I’ll never forget the time a tearful client explained that she’d been required to remove all pets from her household after she’d been hospitalized for a MRSA infection. Turns out her physician had claimed she’d almost certainly gotten this bacterial “superbug” infection from her dog. And though she’d initially refused to comply, her husband had refused to live in the same house until the pets were relocated. Hence, the tears.
In case you’ve forgotten about MRSA now that the furor over so-called “superbugs” is currently in remission, MRSA is the acronym we use for “methicillin resistant Staphylococcus aureus,” a kind of bacteria that’s learned more than a few tricks when it comes to avoiding the bacterial poisons we call antibiotics.
As amazing antibiotic evaders, MRSA “bugs” are hard to kill, which turns otherwise easy-to-treat infections into frighteningly life-threatening experiences worthy of long, expensive hospital stays and aggressive interventions.
The challenges of treatment is bad enough. It’s made worse, however, by the fact that we still know precious little about how MRSA is transmitted. Which makes prevention a tricky subject.

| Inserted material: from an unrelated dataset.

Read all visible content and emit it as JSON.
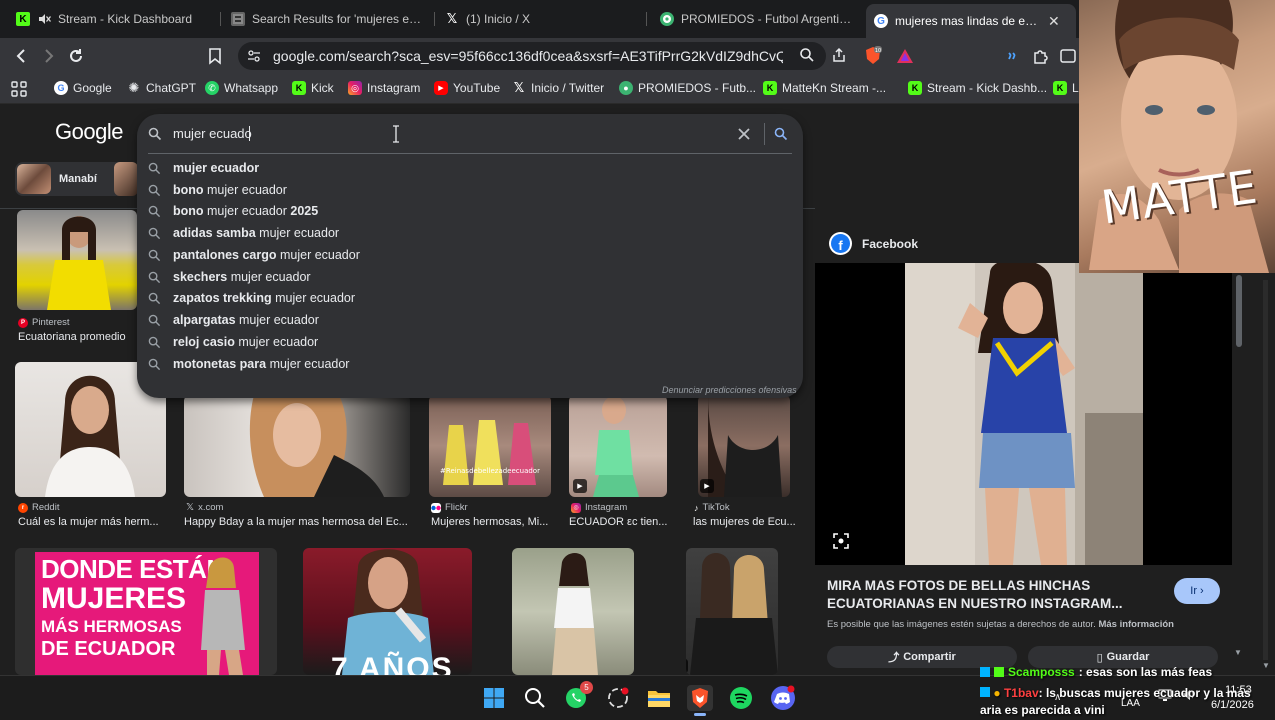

In fact, because of the limited data available on MRSA transmission, it's been my experience that many physicians treating MRSA infection patients have taken to making blanket recommendations like the “no pets” rule my client suffered through. Apparently, plenty of veterinarians have been hearing the same thing. According to a study in a 2009 issue of JAVMA (Journal of the American Veterinary Medical Association),
“...the authors have dealt with many situations in which it has been recommended that pets be removed from the household or euthanized, even without verification of concurrent colonization, let alone the identification of pets as the source of infection.”
Consequently, the veterinary community has taken on the task: Figure out who’s giving MRSA to whom and suss out the real risk of transmission. Because while it’s the physician’s role to be cautious of pets, it’s veterinary medicine’s job to preserve the human-animal bond –– not to mention our patients’ health. All of which necessarily requires that we educate the public on this subject.
To that end, I’ve prepared a simple list of MRSA facts every pet owner should know:
#1 Take steps to prevent MRSA
The US Centers for Disease Control and Prevention are putting your tax dollars to good use when it comes to MRSA. Here’s their how-to guide when it comes to personal prevention.
#2 Know if you’re especially at risk
Anyone can get a MRSA infection. Those most likely to get an MRSA infection, however, are people who are hospitalized or in a nursing home, especially if they’re immunosuppressed and have been recently treated with antibiotics.
#3 What’s “community-associated” MRSA?
People who are healthy and who don’t fall into these categories are still at risk of acquiring what we call, “community-associated” MRSA. Most of these are infections of the skin that the CDC has associated with the following factors: close skin-to-skin contact, openings in the skin such as cuts or abrasions, contaminated items and surfaces, crowded living conditions, and poor hygiene. This helps explain why athletic facilities and schools are common locations for transmission.
#4 MRSA’s on the decline
For all the hype that often surrounds MRSA, you’d think it was on the upswing. But results from a 2010 CDC study published in the Journal of the American Medical Association (JAMA) showed that life-threatening MRSA infections acquired in healthcare settings as well as the “community-associated” form are significantly on the decline.
#5 Who’s the household’s patient zero?
According to the JAVMA study I referenced above, humans appear more likely to be the initiators of transmission. Which only makes sense given our heavy interaction with a variety of humans, as well as with places and situations that might easily prove infectious. Our pets? Not so much.
Sure, more study is needed. But it appears that most of it will be geared towards determining the direction of transmission and to figuring out what it is we need to do to protect our pets from the wrath of our own cooties … and not the other way around.
So what happened to my client, you ask?
In the end, the pets were all tested for MRSA, everyone came up clean, and they were eventually allowed to come home. Perhaps not surprisingly, however, divorce ensued. So let that be a lesson to everyone: Our pets are almost always on the side of the angels. Pick the one that pits you against them at your own peril.